## Dataset
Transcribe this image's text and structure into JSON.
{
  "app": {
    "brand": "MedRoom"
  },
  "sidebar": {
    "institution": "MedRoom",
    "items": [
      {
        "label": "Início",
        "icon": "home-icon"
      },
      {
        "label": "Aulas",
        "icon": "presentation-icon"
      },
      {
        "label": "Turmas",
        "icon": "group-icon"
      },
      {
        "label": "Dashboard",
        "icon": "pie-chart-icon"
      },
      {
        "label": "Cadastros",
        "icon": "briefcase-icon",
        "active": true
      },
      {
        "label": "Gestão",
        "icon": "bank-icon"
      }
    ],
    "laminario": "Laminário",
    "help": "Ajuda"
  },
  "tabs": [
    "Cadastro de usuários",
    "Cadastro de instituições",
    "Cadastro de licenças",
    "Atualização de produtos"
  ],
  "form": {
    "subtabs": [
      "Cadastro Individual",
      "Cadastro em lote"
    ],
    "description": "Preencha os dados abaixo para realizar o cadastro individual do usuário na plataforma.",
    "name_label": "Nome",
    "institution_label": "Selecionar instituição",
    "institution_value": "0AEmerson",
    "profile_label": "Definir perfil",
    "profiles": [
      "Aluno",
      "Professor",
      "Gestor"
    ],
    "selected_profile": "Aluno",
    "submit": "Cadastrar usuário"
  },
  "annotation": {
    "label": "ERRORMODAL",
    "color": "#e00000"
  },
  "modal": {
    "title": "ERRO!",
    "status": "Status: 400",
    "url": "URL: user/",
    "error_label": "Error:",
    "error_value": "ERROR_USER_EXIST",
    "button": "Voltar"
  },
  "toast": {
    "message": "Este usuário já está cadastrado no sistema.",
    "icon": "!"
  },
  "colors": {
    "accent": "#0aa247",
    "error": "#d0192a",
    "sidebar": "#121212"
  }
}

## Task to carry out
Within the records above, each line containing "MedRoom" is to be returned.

## Solution below
    "brand": "MedRoom"
    "institution": "MedRoom",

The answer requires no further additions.